'''
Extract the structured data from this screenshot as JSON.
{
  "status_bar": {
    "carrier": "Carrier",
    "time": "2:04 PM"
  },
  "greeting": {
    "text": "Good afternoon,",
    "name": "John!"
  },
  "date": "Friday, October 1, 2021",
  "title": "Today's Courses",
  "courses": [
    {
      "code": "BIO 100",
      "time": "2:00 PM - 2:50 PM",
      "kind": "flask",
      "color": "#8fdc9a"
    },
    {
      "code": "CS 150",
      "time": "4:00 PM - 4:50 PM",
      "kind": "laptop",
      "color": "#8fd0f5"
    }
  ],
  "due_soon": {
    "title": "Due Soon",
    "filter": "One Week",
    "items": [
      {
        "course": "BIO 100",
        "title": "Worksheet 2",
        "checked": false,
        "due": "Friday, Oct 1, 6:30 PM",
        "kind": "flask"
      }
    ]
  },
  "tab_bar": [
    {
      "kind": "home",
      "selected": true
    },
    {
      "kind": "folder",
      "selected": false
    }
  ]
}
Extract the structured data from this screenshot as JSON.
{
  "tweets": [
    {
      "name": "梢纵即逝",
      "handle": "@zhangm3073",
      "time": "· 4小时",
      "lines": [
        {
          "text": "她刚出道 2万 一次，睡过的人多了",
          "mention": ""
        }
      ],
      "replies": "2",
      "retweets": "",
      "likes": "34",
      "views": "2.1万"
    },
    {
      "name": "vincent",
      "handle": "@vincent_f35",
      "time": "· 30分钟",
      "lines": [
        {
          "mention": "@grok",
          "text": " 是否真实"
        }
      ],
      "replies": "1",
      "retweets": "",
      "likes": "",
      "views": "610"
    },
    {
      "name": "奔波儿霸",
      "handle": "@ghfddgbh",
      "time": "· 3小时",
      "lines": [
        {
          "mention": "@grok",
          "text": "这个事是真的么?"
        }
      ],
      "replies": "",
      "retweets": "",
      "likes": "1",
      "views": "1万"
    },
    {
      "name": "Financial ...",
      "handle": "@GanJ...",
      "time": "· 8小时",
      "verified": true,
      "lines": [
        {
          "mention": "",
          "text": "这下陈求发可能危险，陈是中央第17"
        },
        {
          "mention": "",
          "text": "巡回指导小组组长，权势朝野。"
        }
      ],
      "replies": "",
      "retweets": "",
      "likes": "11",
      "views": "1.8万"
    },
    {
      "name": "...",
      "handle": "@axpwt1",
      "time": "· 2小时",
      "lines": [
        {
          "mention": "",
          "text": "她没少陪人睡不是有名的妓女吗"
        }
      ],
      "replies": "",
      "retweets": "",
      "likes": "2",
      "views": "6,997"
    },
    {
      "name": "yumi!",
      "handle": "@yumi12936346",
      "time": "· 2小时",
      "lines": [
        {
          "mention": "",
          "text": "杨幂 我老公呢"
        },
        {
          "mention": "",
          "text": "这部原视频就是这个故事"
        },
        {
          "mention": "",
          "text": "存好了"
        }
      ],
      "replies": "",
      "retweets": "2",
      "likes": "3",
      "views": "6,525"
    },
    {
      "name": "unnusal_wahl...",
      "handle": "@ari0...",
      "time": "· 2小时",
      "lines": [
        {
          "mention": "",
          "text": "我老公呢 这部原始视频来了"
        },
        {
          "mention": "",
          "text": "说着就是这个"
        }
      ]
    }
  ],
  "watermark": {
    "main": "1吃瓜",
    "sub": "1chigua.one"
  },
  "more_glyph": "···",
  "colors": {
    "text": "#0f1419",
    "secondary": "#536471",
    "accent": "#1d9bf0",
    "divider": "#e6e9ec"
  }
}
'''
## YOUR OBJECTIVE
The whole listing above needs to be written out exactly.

## SOLUTION FOR THIS TASK
Extract the structured data from this screenshot as JSON.
{
  "status_bar": {
    "carrier": "Carrier",
    "time": "2:04 PM"
  },
  "greeting": {
    "text": "Good afternoon,",
    "name": "John!"
  },
  "date": "Friday, October 1, 2021",
  "title": "Today's Courses",
  "courses": [
    {
      "code": "BIO 100",
      "time": "2:00 PM - 2:50 PM",
      "kind": "flask",
      "color": "#8fdc9a"
    },
    {
      "code": "CS 150",
      "time": "4:00 PM - 4:50 PM",
      "kind": "laptop",
      "color": "#8fd0f5"
    }
  ],
  "due_soon": {
    "title": "Due Soon",
    "filter": "One Week",
    "items": [
      {
        "course": "BIO 100",
        "title": "Worksheet 2",
        "checked": false,
        "due": "Friday, Oct 1, 6:30 PM",
        "kind": "flask"
      }
    ]
  },
  "tab_bar": [
    {
      "kind": "home",
      "selected": true
    },
    {
      "kind": "folder",
      "selected": false
    }
  ]
}
Extract the structured data from this screenshot as JSON.
{
  "tweets": [
    {
      "name": "梢纵即逝",
      "handle": "@zhangm3073",
      "time": "· 4小时",
      "lines": [
        {
          "text": "她刚出道 2万 一次，睡过的人多了",
          "mention": ""
        }
      ],
      "replies": "2",
      "retweets": "",
      "likes": "34",
      "views": "2.1万"
    },
    {
      "name": "vincent",
      "handle": "@vincent_f35",
      "time": "· 30分钟",
      "lines": [
        {
          "mention": "@grok",
          "text": " 是否真实"
        }
      ],
      "replies": "1",
      "retweets": "",
      "likes": "",
      "views": "610"
    },
    {
      "name": "奔波儿霸",
      "handle": "@ghfddgbh",
      "time": "· 3小时",
      "lines": [
        {
          "mention": "@grok",
          "text": "这个事是真的么?"
        }
      ],
      "replies": "",
      "retweets": "",
      "likes": "1",
      "views": "1万"
    },
    {
      "name": "Financial ...",
      "handle": "@GanJ...",
      "time": "· 8小时",
      "verified": true,
      "lines": [
        {
          "mention": "",
          "text": "这下陈求发可能危险，陈是中央第17"
        },
        {
          "mention": "",
          "text": "巡回指导小组组长，权势朝野。"
        }
      ],
      "replies": "",
      "retweets": "",
      "likes": "11",
      "views": "1.8万"
    },
    {
      "name": "...",
      "handle": "@axpwt1",
      "time": "· 2小时",
      "lines": [
        {
          "mention": "",
          "text": "她没少陪人睡不是有名的妓女吗"
        }
      ],
      "replies": "",
      "retweets": "",
      "likes": "2",
      "views": "6,997"
    },
    {
      "name": "yumi!",
      "handle": "@yumi12936346",
      "time": "· 2小时",
      "lines": [
        {
          "mention": "",
          "text": "杨幂 我老公呢"
        },
        {
          "mention": "",
          "text": "这部原视频就是这个故事"
        },
        {
          "mention": "",
          "text": "存好了"
        }
      ],
      "replies": "",
      "retweets": "2",
      "likes": "3",
      "views": "6,525"
    },
    {
      "name": "unnusal_wahl...",
      "handle": "@ari0...",
      "time": "· 2小时",
      "lines": [
        {
          "mention": "",
          "text": "我老公呢 这部原始视频来了"
        },
        {
          "mention": "",
          "text": "说着就是这个"
        }
      ]
    }
  ],
  "watermark": {
    "main": "1吃瓜",
    "sub": "1chigua.one"
  },
  "more_glyph": "···",
  "colors": {
    "text": "#0f1419",
    "secondary": "#536471",
    "accent": "#1d9bf0",
    "divider": "#e6e9ec"
  }
}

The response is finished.